How to Become a Better Poker Player


Poker is a card game in which players place bets to form the best hand based on a number of cards. The highest-ranking hand wins the pot, which is the aggregate of all bets placed at the table. There are several variations of the game, including five-card draw, seven-card stud, Omaha, and more. However, most of these games share similar rules and gameplay.

The game of poker is an intense mental experience, especially when you’re competing with other people. It requires patience and sharp focus. A good poker player can quickly calculate pot odds and percentages, read other players’ behavior at the table, and adjust their strategy accordingly. They also know when to quit a game if they’re losing, saving themselves time and money in the long run.

Learning how to read other players’ behavior is the first step to becoming a great poker player. This can be difficult, but it’s important to observe the behavior of other players to determine how they play and how to read them. Some players may talk a lot at the table, while others will remain quiet and focused. If you notice a pattern, try to understand what’s driving it.

A strong poker hand can be formed by a combination of your own cards and the community cards. The best possible poker hand is a royal flush, which is made up of the five highest-ranking cards in your hand and the two highest cards from the community. Other common poker hands include three of a kind, straight, and full house.

The best way to learn how to play poker is to watch and observe other experienced players. Observe how they play, then try to recreate their actions in your head to develop quick instincts and strategies. This will make you a better player, regardless of the variation of poker you choose to play.

Aside from reading other players’ behavior, another essential skill is determining whether or not you have a strong hand before betting.
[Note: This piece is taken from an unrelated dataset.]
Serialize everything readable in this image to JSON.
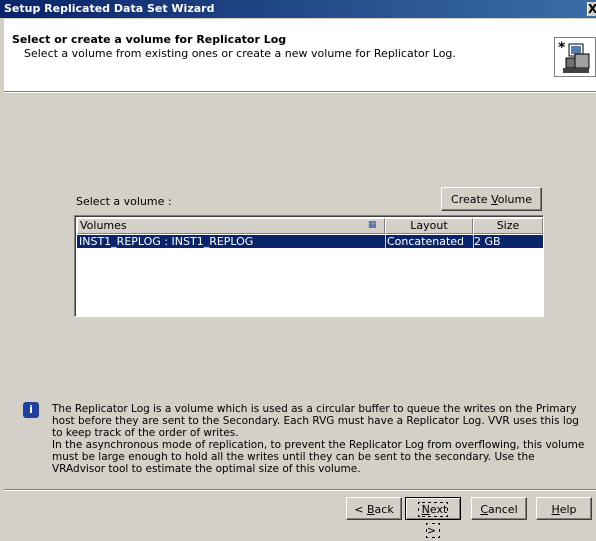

If you have a premium starting hand like Aces, Kings, or Queens, bet early and aggressively. This will force weaker hands to fold and increase your chances of winning the pot. It’s also a good idea to bet on your strong hands pre-flop when you’re in late position, as this will prevent other players from calling your bluffs and potentially stealing the pot from you.